Being a father of a two-month-old gives me little experience to speak confidently about parenthood, but sometimes you see something that’s so outrageous all you can think is, “This is how the shitty people of the world are made.” And, by that, I mean: bad parents make bad kids who grow up to be bad parents, a cycle often only broken by birth control, therapy or a whole lot of hugs. So, with that in mind, some observations:
1) Right after Sonny was born, Jaime and I lived on the couch in a haze of food, diapers, short bursts of sleep and TV, mainly “30 Rock” and “Parks and Recreation” most evenings and a series of reality shows during the day–“Storage Wars,” “Dr. Phil,” various fix-it shows and “Supernanny,” a show that can simultaneously make you believe you’re the best parent ever and make you frightened you even became a parent.
For those of you who haven’t experienced “Supernanny,” the show is basically “The Dog Whisperer” of children and, more importantly, parents, ones who are poor at setting boundaries, don’t utilize nonviolent consequences, or act like their kids owe them something because they gave birth to them. In the UK version, Supernanny’s name is Jo, who looks like a member of L.W.A. (Librarians with Attitude), and in the U.S., her name is Deborah, a Michelle Obama-archetype. Both are firm, caring women, and neither can be thwarted, whether they’re dealing with a knife-wielding hyperactive or a little boy that curses and spits at his mother. The worst episode of all though was the one with the father who told his two toddler daughters they were “little bitches.” Yes, you read that right–LITTLE BITCHES! Like, to their faces.
Thankfully, Supernanny shut that down quickly, and by the end of the episode, the father understood he was wrong, discovered a form of discipline other than spanking and established boundaries for his children, so they could learn what was right and wrong rather than being spanked and called “little bitches” for everything. If Supernanny hadn’t saved the day, there’s a good chance those girls would grow up to have low self-esteem, suffer from anxiety and depression or possibly end up in clear heels. (A Chris Rock reference worth the 1:35 it’ll take you to watch this clip, which should be required viewing for all men about to have a baby daughter.)
What I’ve learned from “Supernanny” is simple: there are so many things in the world that will fuck up your kid. Do your best not to add to it.
2) In the last few weeks, I’ve seen three separate incidents where parents were smoking around their babies. All three involved couples–in one case mom was smoking while pushing the stroller, flicking the cigarette between her fingers just above her daughter’s head, and the other two were dads, one smoking while mom pushed and the other with his baby, younger than Sonny, tucked in a Baby Moby against his chest.
This isn’t “Mad Men,” people!

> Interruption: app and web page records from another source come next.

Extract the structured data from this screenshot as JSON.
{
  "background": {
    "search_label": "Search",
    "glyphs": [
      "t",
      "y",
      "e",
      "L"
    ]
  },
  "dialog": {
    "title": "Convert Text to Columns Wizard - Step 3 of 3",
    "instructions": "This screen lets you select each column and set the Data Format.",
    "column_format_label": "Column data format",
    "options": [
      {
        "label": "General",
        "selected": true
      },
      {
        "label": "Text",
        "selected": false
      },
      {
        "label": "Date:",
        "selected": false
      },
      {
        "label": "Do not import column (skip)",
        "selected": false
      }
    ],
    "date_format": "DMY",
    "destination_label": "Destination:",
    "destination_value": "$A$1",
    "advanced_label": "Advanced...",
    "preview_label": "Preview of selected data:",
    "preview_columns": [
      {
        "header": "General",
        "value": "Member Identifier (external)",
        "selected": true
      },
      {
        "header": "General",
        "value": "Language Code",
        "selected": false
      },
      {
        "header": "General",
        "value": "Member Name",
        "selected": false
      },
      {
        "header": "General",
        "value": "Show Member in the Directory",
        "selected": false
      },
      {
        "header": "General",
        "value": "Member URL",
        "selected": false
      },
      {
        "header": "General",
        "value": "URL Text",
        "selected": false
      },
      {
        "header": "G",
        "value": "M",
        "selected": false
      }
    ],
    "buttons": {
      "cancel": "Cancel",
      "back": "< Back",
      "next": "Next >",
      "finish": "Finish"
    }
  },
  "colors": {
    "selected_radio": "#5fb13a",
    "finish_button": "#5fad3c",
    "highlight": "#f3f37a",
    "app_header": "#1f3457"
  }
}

Everyone knows cigarettes are bad for you. There’s even a reminder on the package in bold: lung cancer, heart disease, emphysema and may complicate pregnancy. And guess what? Second-hand smoke is even worse, especially for children. Don’t take my word for it. The Surgeon General’s got the scoop.
If you are smoking around a baby, stop, or you may make a dead baby joke come true.
3) Last weekend I heard a woman walking past my yard yell “Shut up!” and when I looked up from the patch of grass I was raking (Fatherhood, at least early fatherhood, comes with yard work duty.), I saw she was yelling at her daughter, who was maybe three-years-old. She then said it again. “Shut up. Stop whining.” And when the little girl asked her a question I couldn’t hear, “I don’t know. Shut up.”
Telling your child, your daughter, to shut up, especially when she has a question doesn’t help her learn anything, understand the world positively or empower her to speak. This little girl was taught to be seen and not heard, ensuring she’ll grow up like generations of girls before her, probably like her mother, ones that had little or no voice, who weren’t allowed to question, who were taught to obey, stop whining, shut up.
What I most look forward to, besides Sonny’s first word (I’m a writer! What do you expect?), is when he asks his first question, seeing his boy mind make an observation and then he’ll wonder, “What is that, daddy?” When he wants to know something, I won’t tell Sonny to shut up–in fact, I won’t even give him an answer at first. I’ll reply, “What do you think it is?” because I want him to think critically, analyze and reason, speak his mind and tell his own stories. I’ll need something to write about.